# Exercise brief:
Report every line of the records beneath this task that holds the string "left".

Collected data:

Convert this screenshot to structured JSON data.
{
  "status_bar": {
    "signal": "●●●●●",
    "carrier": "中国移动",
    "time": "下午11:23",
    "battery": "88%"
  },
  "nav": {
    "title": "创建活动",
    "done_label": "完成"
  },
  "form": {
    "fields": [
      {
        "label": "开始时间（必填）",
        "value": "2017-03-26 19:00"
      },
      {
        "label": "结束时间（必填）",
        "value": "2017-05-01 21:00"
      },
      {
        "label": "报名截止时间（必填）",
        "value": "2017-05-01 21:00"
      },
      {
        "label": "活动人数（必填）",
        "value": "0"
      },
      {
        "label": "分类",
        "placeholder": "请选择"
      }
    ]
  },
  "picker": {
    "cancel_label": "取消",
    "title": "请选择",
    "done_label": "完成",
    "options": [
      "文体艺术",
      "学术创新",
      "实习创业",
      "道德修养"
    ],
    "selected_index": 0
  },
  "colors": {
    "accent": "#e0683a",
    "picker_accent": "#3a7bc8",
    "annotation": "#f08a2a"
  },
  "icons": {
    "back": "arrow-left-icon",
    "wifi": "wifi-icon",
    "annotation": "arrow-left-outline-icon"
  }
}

# Expected answer:
    "back": "arrow-left-icon",
    "annotation": "arrow-left-outline-icon"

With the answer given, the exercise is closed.